TASK DIRECTIONS: Could you give the number of lines in the entries below that contain the word "重庆市市政工程计价定额"? Only the number is wanted.

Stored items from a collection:
+ + + + + + +

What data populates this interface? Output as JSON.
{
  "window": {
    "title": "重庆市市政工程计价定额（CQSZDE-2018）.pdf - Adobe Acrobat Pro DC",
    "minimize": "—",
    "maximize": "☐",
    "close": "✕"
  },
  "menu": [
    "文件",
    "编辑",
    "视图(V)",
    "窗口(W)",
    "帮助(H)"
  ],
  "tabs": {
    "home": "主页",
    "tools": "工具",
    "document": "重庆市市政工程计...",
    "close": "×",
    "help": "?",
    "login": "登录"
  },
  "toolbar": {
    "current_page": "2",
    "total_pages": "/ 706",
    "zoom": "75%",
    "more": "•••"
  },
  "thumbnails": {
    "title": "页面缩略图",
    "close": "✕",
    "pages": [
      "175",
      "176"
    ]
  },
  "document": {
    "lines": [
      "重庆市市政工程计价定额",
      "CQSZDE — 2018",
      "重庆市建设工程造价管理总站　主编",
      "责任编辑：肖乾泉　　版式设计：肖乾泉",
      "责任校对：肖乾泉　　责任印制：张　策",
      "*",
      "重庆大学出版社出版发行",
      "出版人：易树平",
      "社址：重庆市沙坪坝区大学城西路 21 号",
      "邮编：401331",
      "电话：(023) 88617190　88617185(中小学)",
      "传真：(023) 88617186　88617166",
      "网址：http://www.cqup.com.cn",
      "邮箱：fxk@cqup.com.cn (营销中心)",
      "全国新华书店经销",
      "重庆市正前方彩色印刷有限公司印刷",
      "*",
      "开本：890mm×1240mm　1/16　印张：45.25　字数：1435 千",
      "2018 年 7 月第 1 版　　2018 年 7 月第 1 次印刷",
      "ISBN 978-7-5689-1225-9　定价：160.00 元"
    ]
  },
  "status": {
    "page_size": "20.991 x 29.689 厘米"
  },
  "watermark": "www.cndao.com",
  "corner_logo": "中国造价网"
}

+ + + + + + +

REPLY: 2